* _Try it_:
Would you copy each line of the data below that has "tokens"?

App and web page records
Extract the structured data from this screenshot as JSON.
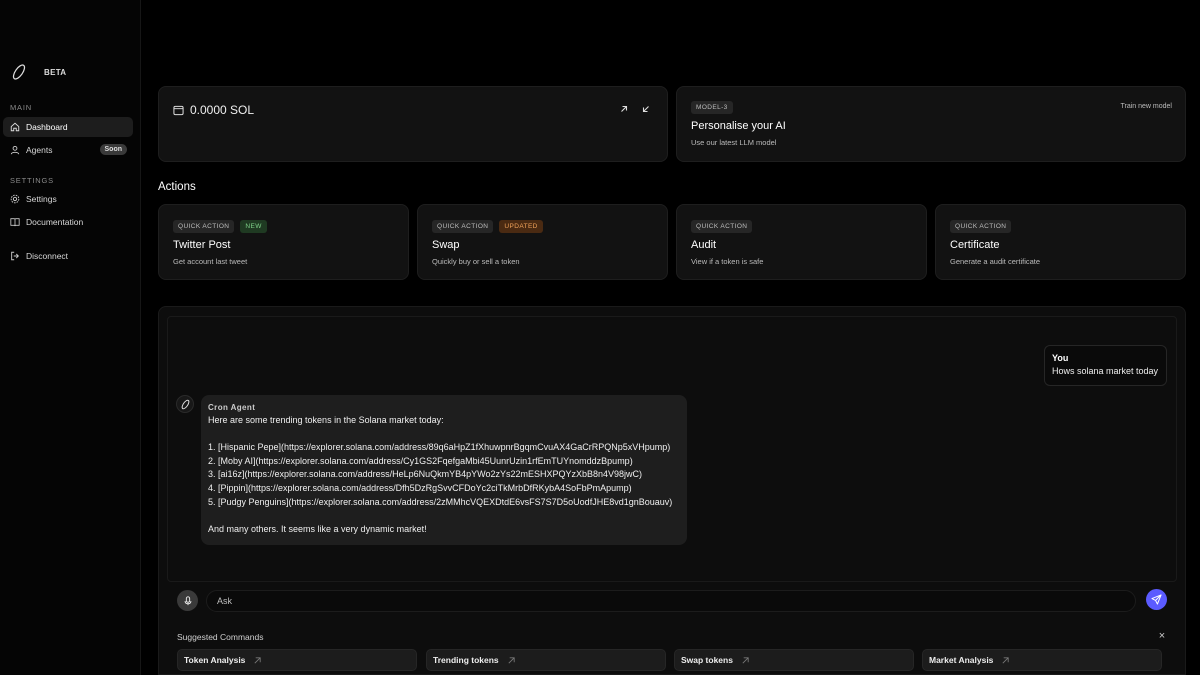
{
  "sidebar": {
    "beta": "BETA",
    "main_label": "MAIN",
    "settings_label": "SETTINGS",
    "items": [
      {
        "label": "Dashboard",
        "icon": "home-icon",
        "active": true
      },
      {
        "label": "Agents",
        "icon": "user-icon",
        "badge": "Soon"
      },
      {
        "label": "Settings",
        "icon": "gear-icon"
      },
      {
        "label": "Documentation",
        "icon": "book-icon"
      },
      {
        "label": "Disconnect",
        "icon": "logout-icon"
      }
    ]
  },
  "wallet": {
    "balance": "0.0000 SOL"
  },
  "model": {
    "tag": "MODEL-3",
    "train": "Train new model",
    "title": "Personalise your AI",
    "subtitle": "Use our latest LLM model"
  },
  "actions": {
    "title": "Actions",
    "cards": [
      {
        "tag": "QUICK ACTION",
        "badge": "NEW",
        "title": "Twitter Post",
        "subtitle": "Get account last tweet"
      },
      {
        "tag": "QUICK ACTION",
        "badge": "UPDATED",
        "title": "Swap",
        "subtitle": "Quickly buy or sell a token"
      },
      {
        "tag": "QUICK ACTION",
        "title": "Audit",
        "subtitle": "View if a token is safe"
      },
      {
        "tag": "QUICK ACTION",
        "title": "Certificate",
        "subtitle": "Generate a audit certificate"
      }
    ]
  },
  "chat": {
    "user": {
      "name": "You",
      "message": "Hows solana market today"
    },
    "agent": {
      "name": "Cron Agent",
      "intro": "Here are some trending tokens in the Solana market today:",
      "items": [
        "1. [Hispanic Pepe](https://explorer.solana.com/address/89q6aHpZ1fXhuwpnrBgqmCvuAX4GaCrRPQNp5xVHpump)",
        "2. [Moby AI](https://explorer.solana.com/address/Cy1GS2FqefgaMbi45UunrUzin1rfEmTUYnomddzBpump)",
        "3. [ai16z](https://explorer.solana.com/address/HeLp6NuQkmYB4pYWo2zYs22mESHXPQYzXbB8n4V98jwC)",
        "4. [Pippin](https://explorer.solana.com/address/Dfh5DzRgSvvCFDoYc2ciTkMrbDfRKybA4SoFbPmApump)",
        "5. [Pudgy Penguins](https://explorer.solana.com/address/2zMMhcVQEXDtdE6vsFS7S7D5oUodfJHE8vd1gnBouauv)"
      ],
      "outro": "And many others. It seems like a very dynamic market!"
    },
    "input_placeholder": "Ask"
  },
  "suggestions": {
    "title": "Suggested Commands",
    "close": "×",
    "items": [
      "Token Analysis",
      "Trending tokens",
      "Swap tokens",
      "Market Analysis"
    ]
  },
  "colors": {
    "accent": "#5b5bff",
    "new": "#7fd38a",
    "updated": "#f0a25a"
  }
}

* _Your response_:
      "intro": "Here are some trending tokens in the Solana market today:",
      "Trending tokens",
      "Swap tokens",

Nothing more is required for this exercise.